I checked the receiver, grabbed it and tried to wiggle it around, didn't seem to move at all. Did you mean that I shouldn't take any wood from around the outside of those areas and leave it thicker there? I wanted to take like 1/16"-1/8" off the bottom of the stock so the wood doesn't have as large of a step down to the trigger assembly.


I should have been more clear regarding fit. Sorry. The M1 is tightened down in it's stock by the clamping action of the trigger assembly. It needs a minimum height or thickness to clamp to get decent tension. So don't remove anything on top, the area that the receiver heel and sides rest on, nor the wood immediately under the bellypan of the trigger assembly.

To answer your question you can remove some of the haunches next to your trigger, they're raised and don't affect the bedding, just leave the area covered by metal alone. I say this because some of the greeks, and some of the fat usgi overtons for that matter, are so high they block 1/4 of the trigger height interferring with your trigger squeeze. If it looks close to your old usgi stock, then your fine in that regard. I had to take down an overton that really blocked the trigger opening. I used a draw knife to carefully pare down about an 1/8 of an inch and then sanded the area with a palm sander and blended it into the sides and then finished with hand sanding. Just a note because I'm not sure how much you've worked with wood, if using a draw knife or wide chisel, work going away from the pistol grip area. Otherwise the blade will dig into the wood grain and leave slits. That and take the wood off slowly in thin slivers.

Also you're going to want to do that movement check of the rifle in the stock with the trigger guard out. Basically you don't want a size 9 boot if your foot is size 8. If your stock is snug with the trigger assm out you should be good to invest the work in smoothing up the surface.

I like the idea of a blond stock with the dark greek park. It's distinctive. There are some maple aftermarket stocks that have a similar light and dark appearance.

Well that's my free advice, it's worth what you paid for it! I'm not an expert by any means, I've refinished a few stocks and read M1 books and manuals, and learned a lot from the web sites. I wish you luck and enjoy.

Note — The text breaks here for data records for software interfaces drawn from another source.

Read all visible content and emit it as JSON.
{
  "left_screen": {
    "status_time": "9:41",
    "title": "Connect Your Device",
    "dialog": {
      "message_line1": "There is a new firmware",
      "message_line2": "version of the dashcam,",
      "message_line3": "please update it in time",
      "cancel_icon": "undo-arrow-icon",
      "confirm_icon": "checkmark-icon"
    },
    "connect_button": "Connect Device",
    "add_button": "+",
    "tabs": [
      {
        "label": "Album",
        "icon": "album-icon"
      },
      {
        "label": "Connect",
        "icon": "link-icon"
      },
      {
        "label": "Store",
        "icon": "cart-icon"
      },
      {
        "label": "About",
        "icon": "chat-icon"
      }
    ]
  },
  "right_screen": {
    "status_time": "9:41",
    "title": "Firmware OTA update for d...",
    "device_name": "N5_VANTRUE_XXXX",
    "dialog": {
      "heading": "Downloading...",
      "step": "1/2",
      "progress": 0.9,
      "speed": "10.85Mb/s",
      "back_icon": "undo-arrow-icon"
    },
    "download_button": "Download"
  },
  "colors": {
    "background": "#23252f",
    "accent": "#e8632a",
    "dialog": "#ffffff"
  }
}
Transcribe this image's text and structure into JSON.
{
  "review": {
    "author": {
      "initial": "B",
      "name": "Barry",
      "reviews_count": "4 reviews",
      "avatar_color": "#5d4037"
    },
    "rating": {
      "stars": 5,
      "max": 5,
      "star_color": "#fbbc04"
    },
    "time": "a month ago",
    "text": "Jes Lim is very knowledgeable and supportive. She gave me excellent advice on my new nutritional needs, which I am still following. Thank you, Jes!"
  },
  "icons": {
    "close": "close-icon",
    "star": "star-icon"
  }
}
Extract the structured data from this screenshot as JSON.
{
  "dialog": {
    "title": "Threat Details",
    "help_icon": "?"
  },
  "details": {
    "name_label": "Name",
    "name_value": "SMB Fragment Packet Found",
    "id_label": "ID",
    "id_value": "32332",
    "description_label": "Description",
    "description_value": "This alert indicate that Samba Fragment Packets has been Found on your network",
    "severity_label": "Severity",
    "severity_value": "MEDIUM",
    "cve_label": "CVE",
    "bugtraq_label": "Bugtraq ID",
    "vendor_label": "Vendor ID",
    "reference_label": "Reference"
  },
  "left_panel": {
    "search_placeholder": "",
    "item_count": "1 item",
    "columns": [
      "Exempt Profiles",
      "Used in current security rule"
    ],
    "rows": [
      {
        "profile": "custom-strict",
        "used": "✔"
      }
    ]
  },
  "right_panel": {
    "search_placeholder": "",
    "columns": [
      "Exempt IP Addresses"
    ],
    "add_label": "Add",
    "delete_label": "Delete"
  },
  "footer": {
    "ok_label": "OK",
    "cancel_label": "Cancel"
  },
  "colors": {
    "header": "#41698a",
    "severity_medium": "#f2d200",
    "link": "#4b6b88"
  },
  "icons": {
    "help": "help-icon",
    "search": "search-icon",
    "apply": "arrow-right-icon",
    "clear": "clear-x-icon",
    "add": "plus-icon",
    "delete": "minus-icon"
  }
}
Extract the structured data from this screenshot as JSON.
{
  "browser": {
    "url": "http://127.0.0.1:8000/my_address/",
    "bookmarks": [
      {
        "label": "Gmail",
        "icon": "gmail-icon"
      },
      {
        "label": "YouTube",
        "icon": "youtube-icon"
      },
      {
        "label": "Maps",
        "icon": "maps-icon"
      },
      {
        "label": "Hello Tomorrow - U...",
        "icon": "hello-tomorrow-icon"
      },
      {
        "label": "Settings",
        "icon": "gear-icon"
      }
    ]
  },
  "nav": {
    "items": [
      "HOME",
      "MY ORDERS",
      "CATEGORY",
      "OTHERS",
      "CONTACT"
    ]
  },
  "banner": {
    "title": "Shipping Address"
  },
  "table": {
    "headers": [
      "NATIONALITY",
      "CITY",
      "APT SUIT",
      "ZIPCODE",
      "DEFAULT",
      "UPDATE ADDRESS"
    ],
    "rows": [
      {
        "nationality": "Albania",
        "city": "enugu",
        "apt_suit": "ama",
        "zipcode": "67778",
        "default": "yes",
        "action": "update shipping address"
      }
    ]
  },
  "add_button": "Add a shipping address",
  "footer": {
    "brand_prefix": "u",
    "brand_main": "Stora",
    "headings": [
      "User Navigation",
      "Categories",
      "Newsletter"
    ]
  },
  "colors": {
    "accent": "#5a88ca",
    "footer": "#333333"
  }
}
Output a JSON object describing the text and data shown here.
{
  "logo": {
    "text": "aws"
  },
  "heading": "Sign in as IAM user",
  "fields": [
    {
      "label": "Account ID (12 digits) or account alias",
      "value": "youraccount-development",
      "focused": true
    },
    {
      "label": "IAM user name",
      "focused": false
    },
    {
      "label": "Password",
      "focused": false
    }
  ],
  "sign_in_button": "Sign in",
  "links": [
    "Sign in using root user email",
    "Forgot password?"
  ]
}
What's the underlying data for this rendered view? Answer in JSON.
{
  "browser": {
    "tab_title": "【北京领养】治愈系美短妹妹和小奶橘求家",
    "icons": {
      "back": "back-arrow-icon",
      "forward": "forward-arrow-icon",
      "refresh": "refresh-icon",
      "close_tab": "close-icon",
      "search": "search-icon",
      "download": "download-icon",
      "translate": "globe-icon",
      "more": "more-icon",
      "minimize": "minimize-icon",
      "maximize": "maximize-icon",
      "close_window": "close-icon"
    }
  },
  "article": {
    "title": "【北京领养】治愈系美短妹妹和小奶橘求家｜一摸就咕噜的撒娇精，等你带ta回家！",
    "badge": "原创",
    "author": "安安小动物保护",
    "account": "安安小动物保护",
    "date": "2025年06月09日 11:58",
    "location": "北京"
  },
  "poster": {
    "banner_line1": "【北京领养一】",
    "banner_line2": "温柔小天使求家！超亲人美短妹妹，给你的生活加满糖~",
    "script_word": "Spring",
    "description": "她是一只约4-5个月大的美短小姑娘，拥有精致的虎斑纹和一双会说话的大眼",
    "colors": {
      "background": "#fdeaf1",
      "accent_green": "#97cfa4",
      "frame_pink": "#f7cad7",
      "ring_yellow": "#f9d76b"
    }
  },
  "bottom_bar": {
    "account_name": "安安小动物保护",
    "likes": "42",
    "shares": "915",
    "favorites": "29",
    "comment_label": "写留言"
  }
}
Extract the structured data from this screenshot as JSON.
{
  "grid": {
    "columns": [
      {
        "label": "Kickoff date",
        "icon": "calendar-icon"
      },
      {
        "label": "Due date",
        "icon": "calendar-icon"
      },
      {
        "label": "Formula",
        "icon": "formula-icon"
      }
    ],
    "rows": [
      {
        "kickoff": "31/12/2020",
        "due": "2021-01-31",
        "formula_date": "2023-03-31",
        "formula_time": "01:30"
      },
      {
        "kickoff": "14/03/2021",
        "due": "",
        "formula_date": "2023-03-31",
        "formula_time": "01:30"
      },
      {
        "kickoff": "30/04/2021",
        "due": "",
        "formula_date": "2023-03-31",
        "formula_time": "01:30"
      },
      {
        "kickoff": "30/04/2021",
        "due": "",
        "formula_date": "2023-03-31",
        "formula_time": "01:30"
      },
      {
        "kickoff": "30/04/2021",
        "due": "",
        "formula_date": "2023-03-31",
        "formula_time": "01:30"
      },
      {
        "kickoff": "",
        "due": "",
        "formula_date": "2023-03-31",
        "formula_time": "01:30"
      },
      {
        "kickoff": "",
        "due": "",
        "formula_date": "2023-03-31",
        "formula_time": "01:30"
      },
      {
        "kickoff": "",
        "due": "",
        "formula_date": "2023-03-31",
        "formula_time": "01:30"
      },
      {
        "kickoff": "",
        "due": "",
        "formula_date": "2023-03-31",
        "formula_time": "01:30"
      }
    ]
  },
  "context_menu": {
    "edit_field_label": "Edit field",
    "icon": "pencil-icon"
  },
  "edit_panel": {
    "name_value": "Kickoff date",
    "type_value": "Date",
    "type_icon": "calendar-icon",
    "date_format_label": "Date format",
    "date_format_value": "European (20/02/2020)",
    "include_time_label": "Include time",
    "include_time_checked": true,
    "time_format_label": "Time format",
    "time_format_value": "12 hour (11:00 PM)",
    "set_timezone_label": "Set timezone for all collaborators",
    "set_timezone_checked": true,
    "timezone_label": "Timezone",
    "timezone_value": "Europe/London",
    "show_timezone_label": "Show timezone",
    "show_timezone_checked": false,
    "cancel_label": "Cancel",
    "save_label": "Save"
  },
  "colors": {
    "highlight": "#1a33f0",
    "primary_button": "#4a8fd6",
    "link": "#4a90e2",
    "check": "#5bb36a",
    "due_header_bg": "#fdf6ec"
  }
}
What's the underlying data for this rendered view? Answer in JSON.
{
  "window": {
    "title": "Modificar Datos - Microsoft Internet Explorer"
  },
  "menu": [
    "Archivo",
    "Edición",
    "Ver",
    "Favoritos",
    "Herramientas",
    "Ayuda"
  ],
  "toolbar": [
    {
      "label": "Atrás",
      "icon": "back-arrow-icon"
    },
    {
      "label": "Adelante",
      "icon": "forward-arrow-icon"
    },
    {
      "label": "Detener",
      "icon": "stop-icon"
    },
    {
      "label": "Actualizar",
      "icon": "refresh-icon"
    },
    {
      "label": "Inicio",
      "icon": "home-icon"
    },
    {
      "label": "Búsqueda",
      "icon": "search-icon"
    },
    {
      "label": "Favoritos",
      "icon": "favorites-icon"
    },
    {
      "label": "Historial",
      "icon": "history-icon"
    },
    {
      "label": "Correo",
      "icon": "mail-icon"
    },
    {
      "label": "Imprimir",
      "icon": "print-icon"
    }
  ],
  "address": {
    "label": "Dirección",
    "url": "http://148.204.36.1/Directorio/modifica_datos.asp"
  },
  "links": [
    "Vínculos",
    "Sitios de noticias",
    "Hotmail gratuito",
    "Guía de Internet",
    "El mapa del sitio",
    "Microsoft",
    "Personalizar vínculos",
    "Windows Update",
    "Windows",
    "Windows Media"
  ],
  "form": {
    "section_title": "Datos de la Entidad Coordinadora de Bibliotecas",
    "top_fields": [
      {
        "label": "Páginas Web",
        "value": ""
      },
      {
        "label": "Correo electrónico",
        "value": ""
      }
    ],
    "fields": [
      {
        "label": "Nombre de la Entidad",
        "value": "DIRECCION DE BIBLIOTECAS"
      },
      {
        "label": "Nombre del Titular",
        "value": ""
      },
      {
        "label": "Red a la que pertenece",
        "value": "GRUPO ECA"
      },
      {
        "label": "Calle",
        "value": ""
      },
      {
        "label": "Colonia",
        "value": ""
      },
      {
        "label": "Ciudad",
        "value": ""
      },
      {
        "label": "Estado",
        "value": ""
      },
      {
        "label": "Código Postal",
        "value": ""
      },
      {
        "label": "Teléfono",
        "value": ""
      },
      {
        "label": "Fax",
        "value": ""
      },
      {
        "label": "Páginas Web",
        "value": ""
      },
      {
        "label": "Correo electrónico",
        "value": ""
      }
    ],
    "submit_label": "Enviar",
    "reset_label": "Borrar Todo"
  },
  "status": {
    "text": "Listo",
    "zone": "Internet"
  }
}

SoS
PS- If your stock fits ok, just go shoot it for now, make sure everything will be ok, before you invest your time in the wood. Also gets the itching to stop! I did that mistake, stripped my first stock down before shooting the rifle, that was a long 2-3 weeks and I ended up sending my rifle back to CMP for issues it had. (BTW I could have fixed it with the knowledge I picked up along the way)

PSS- The general recomendation on sling keepers is to only have them over two layers of leather, don't be tempted to slide it over three on the front loop for convenience or looks. Fortunately I only did that to an old hunter brand sling before I learned the right way. Stretched loops are pretty useless.
Top Top